The council voted on the proposal, with the support of Mayor Frank Jensen, on Thursday 17th November 2011 and it was approved by a significant majority: 39 votes in favour and only 9 against. The next step is the creation of a committee to explore possible ways to legalize and control the sale of cannabis in state-run shops or cafés.
Their findings will then be presented to the Danish parliament, which currently seems more open to finding a better approach to cannabis than a prohibitionist, outdated, and inefficient system.

The Danish capital has actually hosted an alternative since 1971 as it is home to Christiania, a neighborhood with a self-proclaimed independent status where the sale of marijuana and hash takes place daily. Christiania’s famous ‘Pusher Street’ could soon become a lot quieter if the civil servants do decide to corner the Danish cannabis market!





The Dutch government presents: The Weedpass

18 11 2011

As of January 1, 2012, the weedpass will be introduced, bringing a new wave of street dealers, more accessible hard drugs and increased health risks! It’s already happening in the South regions of the Netherlands! Brought to you by the Dutch government.
Maastricht: 28 days later …Maastricht

Less than a month after the introduction of the weedpass in the city of Maastricht, a Belgian journalist has reported the effects that many people (including experts) predicted: a revival of the black market in the capital of Limburg. The weedpass prevents anyone not of Belgian, Dutch or German nationality from entering coffeeshops and safely buying cannabis.

Street dealers now invite tourists discriminated against by the weedpass, mainly the French, to come and buy cannabis in apartments. Often this is a scam to sell poor quality marijuana at high prices. Large scale organized crime operations, which also provide marijuana to coffeeshops, make a double killing by offering other drugs such as LSD, Ecstasy or speed to tourists who are just looking for cannabis. The overall price of cannabis is increasing, including in the coffeeshops, because the unregulated black market causes an increase in demand. As a consequence some tourists resort to products which (although nothing like cannabis) are authorized for sale, such as hallucinogenic truffles, freely sold in smartshops to everyone, regardless of nationality.

The weedpass is a massive blow to the local economy

Many critics have also focused on the economic impact of such a measure. A study commissioned by the VOCM (Official Club Maastricht Coffeeshops ) reported figures that should make the city council think twice. The study, reported by De Telegraaf, found that the pass will cost 30 million euros to the city of Maastricht alone, and mean the loss of 345 full-time jobs! In the end the only real winners in this story are the criminals who see an exploding market opening up while honest workers lose their jobs, and suffer the consequences of the decisions of their elected representatives.

An expected and tangible effect of the weedpass

In just one month, many of the negative effects of the weedpass predicted by the experts are proven verifiable. The black market re-emerges into the open with dealers and drug touts even more determined to provide for the tourists who, thanks to the weedpass, are now forced into obtaining cannabis illegally.
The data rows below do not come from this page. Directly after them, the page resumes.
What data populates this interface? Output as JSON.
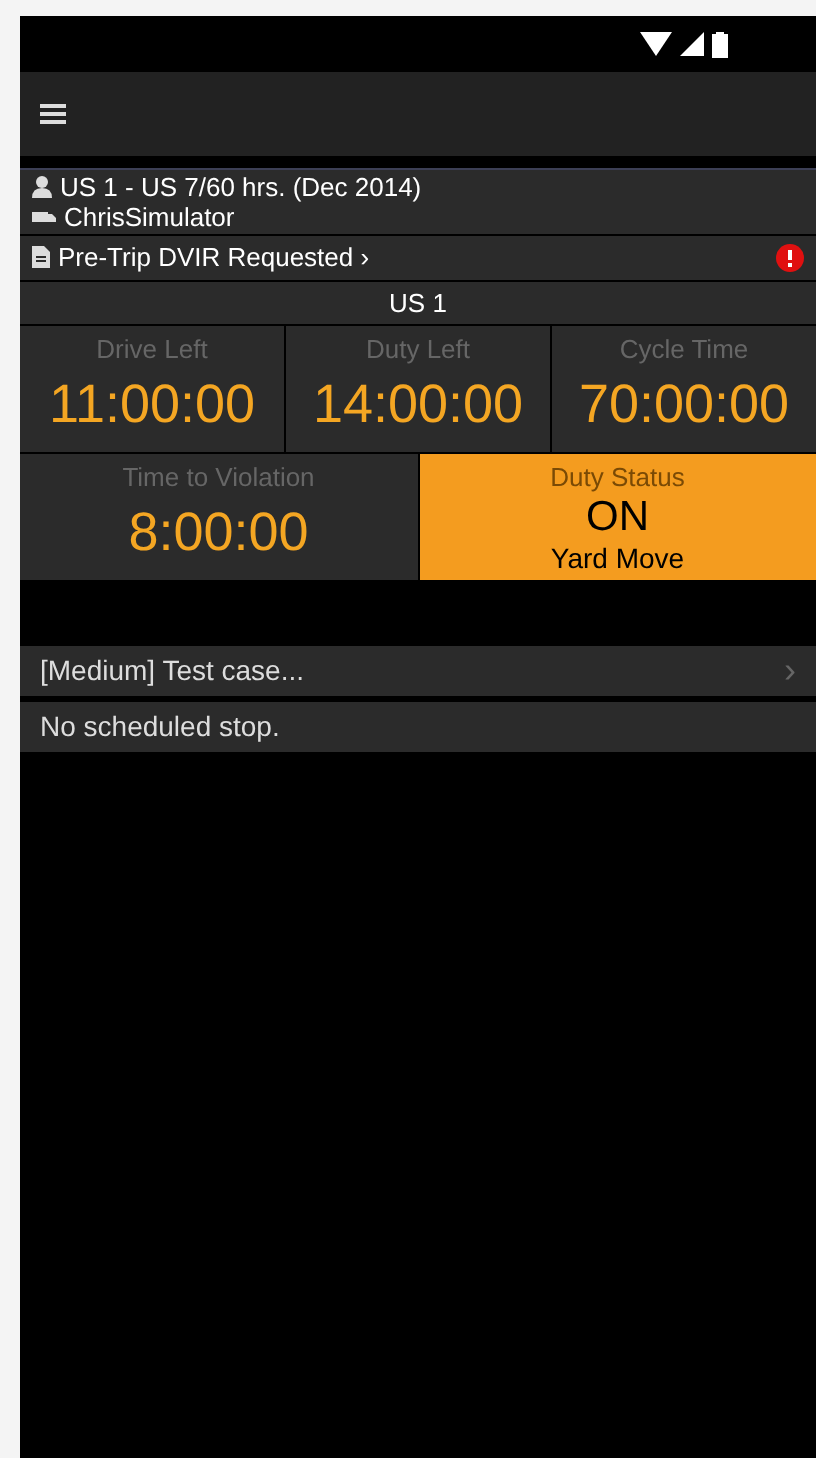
{
  "header": {
    "ruleset": "US 1 - US 7/60 hrs. (Dec 2014)",
    "vehicle": "ChrisSimulator",
    "dvir": "Pre-Trip DVIR Requested",
    "dvir_chevron": "›",
    "dvir_alert": true
  },
  "clocks": {
    "title": "US 1",
    "tiles": [
      {
        "label": "Drive Left",
        "value": "11:00:00",
        "highlighted": false
      },
      {
        "label": "Duty Left",
        "value": "14:00:00",
        "highlighted": false
      },
      {
        "label": "Cycle Time",
        "value": "70:00:00",
        "highlighted": false
      },
      {
        "label": "Time to Violation",
        "value": "8:00:00",
        "highlighted": false
      },
      {
        "label": "Duty Status",
        "value": "ON",
        "sub": "Yard Move",
        "highlighted": true
      }
    ]
  },
  "rows": [
    {
      "text": "[Medium]  Test case...",
      "chevron": "›"
    },
    {
      "text": "No scheduled stop."
    }
  ]
}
The experts may have given good objective advice on the issue, but the government continues to ignore them. The Dutch Parliament (Tweede Kamer) will vote this month on an amendment to the Opium Act, giving individual area councils the power to override the rules of the Opium Act and bring in stricter regulations of their own. This measure, intended to continue the current policy of reducing harm associated with drug tourism, will only increase the problems for tourists and residents alike.

Although the positive effects of the tolerance policy are well established, the Dutch government is bending to the will of fellow European countries and becoming more intolerant by the day. This direction is already causing more problems in Maastricht than it might solve. What the government should be doing is putting pressure on fellow countries to adopt a policy proven to work: the provision of safe, regulated places for adults to buy and consume cannabis without discrimination.

 

Sources: De Telegraaf Limburger Contrepoints








%d bloggers like this: